First Published in The Wire, India (shared almost 4,000 times in the first few days). Click link below:
Republished in Dawn, Pakistan's oldest and most widely read English language newspaper. Click link below:
"I have been visiting Kashmir since my childhood. Over the years, the valley has taught me many hard lessons about the world. With my early trips to Kashmir, the terrain between history and reality blurred. It was the first time I realised that tragedy was not a foreign country. Its proximity was too intimate and too intense for me to ever return home again to that feeling of comfortable distance. I learnt how most of the world’s greatest crimes are executed without fuss in darkness and silence. I learnt that pain can bleed into the most beautiful things and great horrors are inflicted in the name of flags. I discovered that childhood is not always innocent, that news is not always the news, justice is never passive, laws aren’t always intended to protect, just as terrorists are not always terrorists and freedom fighters are not always freedom fighters.

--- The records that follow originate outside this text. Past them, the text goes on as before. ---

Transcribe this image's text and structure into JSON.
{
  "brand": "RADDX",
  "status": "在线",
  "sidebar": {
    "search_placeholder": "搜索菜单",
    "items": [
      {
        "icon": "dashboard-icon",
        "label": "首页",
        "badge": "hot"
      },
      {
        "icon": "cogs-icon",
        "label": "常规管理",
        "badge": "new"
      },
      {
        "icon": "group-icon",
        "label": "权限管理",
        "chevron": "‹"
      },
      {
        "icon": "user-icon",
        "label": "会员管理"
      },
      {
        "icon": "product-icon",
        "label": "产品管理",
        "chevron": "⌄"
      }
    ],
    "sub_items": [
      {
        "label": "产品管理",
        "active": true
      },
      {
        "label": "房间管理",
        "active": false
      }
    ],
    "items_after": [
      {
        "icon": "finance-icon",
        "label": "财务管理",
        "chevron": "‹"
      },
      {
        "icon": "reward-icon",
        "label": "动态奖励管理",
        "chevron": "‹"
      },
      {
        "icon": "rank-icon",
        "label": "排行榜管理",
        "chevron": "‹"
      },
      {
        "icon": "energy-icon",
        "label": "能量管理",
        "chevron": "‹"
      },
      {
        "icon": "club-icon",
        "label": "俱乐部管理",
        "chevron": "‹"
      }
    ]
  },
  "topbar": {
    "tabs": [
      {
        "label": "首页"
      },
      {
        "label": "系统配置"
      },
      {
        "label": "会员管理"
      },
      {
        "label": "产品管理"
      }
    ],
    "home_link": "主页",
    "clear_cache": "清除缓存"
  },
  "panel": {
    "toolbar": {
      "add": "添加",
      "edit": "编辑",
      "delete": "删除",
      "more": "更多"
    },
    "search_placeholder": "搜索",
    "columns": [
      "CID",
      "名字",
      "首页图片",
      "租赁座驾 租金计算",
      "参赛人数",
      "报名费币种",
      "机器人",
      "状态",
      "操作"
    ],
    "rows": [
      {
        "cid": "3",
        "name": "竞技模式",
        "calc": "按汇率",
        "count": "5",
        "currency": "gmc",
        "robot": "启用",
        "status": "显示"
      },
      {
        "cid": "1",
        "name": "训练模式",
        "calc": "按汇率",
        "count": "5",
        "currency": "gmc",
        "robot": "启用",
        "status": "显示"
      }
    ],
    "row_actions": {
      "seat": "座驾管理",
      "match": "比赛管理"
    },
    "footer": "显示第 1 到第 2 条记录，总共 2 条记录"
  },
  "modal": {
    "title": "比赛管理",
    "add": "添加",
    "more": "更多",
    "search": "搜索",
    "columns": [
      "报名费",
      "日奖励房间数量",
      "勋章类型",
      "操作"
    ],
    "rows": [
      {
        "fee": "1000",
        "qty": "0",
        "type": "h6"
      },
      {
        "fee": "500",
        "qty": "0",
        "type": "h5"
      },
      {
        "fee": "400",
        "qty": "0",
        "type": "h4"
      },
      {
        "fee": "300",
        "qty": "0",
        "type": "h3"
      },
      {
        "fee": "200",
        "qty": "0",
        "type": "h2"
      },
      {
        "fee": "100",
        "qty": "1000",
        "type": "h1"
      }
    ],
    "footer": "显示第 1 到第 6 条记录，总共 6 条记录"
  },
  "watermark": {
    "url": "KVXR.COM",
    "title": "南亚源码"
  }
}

Though I have travelled all over the world, I keep returning to the Valley. Sometimes I ask myself why. In spite of the many forces that vie to possess it, for me Kashmir endures as one of the most wretchedly forsaken places in the world. Though fiercely desired, the people remain monumentally unloved. Perhaps that is why I love the valley so much. Approximately 135 km long and 32 km wide, it is the site of the world’s largest and most intransigent conflicts. There are no exact figures of the dead, but by any account they number in the tens of thousands, whether a low estimate of about 20,000 by the Indian government to around 100,000 by those living there. Thousands are simply missing, many more displaced or exiled. Few know much about the lives of the soft-spoken people that dwell there, where curfews, torture, rape, detention without charge, extrajudicial killings, enforced disappearances and mass graves have simply fallen into a way of life. In Kashmir, there are no hydrocarbons or diamonds buried in the soil, just roses and apple trees. And corpses. [to continue click link to full article here]"